Administrators can create groups and permission sets to manage user access to forms, reports, and bulletins.. This allows an Administrator to allow or restrict access to all the records that have been created of a certain form, for example.
Group Record Level Access and User Record Level Access are additional restrictions that allow users to only see those records that have been created by or assigned to their own group (Group RLA), or that have been created or assigned to themselves (User RLA).
Perhaps you track confidential information, such counseling notes, that cannot be shared across different users at your organization. Administrators may turn on User Record Level Access to restrict access of one user to only those records which have been created by, or assigned to that user alone.
Turning on User Record Level Access
User Record Level Access is a standard feature in Apricot, but it does need to be turned on.
1. To check to see that it is turned, select the Administrator tab.
2. In the left hand menu, select Apricot Settings.
3. Under A La Carte Features, select Record Level Access - User.
4. Save Settings.
Create a New Group
1. Open the Administrator tab.
2. Select User/Program Profiles in the left hand menu.
3. Select Program Profiles in the right hand menu.
4. Select New Programs.
1. Name your program.
2. Save Record.
3. View Folder.
Create a New Permission Set
1. To the right of permission sets, hover over Actions.
2. Select "Create New."
1. Name your permission set.
2. Under Assigned Users, select "Add." This is where you will find and add the users who will be governed by the specific permission set you are creating.

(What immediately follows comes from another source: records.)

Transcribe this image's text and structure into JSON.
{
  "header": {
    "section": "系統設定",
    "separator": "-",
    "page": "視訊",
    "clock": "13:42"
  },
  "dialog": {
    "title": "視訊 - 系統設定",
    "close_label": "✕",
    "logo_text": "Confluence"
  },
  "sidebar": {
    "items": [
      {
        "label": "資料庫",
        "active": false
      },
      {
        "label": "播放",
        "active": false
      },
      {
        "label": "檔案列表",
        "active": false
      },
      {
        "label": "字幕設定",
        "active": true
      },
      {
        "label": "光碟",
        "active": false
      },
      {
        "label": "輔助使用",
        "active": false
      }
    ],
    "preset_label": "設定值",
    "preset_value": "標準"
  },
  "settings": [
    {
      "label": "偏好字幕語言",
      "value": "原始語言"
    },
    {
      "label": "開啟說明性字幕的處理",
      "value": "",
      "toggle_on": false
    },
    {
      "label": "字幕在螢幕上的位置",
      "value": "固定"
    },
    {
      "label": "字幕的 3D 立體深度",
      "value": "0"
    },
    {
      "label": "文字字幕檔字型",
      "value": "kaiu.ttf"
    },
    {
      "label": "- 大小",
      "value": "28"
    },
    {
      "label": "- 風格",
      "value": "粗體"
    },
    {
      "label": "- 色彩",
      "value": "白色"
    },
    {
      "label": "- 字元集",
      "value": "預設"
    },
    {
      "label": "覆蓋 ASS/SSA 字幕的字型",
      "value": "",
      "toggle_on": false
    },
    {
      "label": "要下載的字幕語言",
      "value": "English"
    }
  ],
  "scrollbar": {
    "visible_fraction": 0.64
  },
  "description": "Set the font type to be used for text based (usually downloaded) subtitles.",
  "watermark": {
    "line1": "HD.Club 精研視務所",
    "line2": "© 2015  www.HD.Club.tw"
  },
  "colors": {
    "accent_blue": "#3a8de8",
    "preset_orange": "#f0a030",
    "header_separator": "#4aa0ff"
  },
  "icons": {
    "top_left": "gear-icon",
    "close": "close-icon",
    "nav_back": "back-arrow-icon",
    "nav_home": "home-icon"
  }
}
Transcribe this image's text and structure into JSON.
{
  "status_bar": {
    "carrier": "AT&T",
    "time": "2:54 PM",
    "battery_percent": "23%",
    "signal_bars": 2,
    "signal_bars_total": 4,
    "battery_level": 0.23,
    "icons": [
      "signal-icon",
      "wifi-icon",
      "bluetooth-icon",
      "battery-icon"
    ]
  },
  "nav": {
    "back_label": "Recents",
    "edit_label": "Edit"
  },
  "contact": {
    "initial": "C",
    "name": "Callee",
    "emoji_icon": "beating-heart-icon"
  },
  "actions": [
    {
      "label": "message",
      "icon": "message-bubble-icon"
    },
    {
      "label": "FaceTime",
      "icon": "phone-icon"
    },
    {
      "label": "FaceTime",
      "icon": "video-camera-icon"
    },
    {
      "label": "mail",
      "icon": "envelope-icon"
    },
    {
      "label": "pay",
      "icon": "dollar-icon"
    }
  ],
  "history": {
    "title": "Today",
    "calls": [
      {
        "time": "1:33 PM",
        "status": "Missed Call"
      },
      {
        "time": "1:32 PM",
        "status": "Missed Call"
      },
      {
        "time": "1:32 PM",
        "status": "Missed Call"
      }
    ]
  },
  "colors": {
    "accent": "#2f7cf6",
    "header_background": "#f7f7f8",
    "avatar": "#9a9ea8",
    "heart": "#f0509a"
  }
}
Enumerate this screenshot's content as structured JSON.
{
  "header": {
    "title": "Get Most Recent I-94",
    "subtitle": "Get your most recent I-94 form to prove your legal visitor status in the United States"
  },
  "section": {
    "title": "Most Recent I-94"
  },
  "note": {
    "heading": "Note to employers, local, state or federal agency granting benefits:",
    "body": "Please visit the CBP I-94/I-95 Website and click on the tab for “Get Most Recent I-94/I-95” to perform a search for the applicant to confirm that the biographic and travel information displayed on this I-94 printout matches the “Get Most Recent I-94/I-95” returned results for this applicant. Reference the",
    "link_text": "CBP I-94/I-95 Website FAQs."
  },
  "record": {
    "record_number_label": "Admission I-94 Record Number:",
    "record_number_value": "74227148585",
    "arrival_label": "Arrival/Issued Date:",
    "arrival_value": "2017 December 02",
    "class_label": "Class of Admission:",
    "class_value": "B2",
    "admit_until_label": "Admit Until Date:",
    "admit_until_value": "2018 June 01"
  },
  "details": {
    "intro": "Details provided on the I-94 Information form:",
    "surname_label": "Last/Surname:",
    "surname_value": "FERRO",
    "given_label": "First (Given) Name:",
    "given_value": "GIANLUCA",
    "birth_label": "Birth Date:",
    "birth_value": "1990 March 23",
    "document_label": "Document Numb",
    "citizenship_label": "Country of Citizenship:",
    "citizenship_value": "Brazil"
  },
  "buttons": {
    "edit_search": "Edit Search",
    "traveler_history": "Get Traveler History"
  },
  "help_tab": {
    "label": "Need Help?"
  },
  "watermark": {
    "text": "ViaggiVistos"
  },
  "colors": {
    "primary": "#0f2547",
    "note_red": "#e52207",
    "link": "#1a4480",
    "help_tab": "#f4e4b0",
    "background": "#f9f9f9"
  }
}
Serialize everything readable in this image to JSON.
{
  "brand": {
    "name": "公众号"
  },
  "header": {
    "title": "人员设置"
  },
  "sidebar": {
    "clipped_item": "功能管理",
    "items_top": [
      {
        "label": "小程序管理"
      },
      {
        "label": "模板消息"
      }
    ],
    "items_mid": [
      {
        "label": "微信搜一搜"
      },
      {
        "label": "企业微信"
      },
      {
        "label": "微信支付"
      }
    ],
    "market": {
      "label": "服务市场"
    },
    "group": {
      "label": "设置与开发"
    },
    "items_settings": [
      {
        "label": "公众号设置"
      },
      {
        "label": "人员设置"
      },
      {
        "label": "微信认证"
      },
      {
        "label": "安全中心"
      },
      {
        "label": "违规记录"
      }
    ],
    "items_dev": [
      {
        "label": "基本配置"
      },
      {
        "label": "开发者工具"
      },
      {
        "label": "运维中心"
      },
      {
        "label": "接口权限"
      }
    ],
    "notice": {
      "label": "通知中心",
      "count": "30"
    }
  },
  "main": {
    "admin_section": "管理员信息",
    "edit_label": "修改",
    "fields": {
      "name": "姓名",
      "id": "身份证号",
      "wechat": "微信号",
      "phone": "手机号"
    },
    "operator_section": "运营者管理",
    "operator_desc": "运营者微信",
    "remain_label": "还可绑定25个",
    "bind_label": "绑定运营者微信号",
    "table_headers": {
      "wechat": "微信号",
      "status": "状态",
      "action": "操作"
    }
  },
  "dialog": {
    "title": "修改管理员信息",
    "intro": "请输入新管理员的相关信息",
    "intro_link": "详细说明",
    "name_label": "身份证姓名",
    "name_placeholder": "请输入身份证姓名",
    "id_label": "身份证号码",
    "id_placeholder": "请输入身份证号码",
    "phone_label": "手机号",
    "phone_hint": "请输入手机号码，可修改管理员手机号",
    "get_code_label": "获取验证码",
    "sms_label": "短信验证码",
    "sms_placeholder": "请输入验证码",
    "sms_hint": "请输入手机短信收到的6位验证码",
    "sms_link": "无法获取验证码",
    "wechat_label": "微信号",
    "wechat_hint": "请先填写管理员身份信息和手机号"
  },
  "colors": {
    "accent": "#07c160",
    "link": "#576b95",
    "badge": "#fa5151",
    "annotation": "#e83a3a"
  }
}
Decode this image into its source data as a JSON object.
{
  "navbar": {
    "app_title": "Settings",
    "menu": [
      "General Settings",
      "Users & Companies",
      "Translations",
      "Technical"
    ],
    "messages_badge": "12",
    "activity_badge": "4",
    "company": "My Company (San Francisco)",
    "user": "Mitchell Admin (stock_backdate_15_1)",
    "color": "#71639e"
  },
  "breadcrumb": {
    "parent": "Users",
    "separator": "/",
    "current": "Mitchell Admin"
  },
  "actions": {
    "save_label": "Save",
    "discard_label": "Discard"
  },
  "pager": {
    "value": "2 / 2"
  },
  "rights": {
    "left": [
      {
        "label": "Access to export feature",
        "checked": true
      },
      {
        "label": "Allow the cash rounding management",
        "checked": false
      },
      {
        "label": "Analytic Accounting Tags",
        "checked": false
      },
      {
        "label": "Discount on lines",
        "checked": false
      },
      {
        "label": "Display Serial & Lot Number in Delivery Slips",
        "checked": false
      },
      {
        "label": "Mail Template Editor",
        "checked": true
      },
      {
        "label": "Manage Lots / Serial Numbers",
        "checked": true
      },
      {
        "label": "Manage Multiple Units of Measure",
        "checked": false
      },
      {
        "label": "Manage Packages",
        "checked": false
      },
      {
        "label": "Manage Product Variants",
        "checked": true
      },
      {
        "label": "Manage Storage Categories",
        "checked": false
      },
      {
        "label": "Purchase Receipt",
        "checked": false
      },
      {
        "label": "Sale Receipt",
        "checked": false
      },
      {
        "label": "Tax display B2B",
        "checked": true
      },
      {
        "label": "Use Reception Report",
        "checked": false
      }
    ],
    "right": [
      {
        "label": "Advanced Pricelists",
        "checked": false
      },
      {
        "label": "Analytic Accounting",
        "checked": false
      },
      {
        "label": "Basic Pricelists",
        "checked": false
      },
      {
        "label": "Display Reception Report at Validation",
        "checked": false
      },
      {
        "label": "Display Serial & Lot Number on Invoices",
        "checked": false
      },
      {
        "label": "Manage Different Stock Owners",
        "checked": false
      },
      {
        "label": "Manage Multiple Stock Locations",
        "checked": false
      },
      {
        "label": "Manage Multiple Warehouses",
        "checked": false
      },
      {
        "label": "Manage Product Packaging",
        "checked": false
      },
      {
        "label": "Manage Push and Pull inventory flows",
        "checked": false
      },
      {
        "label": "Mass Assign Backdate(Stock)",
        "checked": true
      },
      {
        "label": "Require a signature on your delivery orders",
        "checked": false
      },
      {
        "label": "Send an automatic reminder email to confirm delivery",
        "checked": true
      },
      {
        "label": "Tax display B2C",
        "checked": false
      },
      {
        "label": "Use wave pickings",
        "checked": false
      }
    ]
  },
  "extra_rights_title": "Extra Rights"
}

3. If you have a lot of users, it may be helpful to add a search field by selecting from the drop down menu.
4. Select the user or users you would like to add to this permission set.
5. Close the pop up window.
Adding User RLA
Scroll down to the section called "Permissions."
1. Across the top, you will see tabs for forms, reports, bulletins and shared files. User Record Level Access can only be applied to forms, so select that.
2. On the left hand side of the grid, you will see a list of all the forms that exist in your Apricot.
3. Across the top of the grid, you will see different kinds of access. Turn on Ignore Program Assignment.
4. And turn on User RLA. Please note that User RLA will only work when both options are checked.
Assigning Records to a User
Once you have created a program and assigned User RLA to a permission set, you will need to assign the existing records to the correct user. The user will not be able to access any of the records until they have been assigned.
1. Click the My Apricot tab.
2. On the left hand menu, select the form you would like to use.
3. Expand the black arrow to select a search field. Your goal at this point is to narrow down your results to exactly the records you would like to assign - so searching for a specific name might be a good idea.
1. When you have narrowed your search results so that the page only shows those records you want to assign,
2. Select Program Access.
- When the access window opens, select the form you would like to adjust access on. This will default to the tier 1 form you utilized in the search.
- Owner: Expand the black arrow and select the user who has been assigned to the permission set for User RLA. It will change the User RLA for all the records currently showing in the search screen.
- Hit Apply.
Testing User RLA
1. To see that User RLA is working, hover your mouse over your name in the upper right hand corner.
2. Expand the black arrow next to your name and you will see a list of all existing users. Select the users you assigned the records to.
1. Now you are viewing your Apricot as a specific user.
2. If User RLA has been applied correctly, no matter what records you search for, you will only ever be able to find/see those records that were assigned to this particular user.
You can hover the mouse over your name in the corner again and revert yourself back to your own access once you have made sure your records were assigned correctly.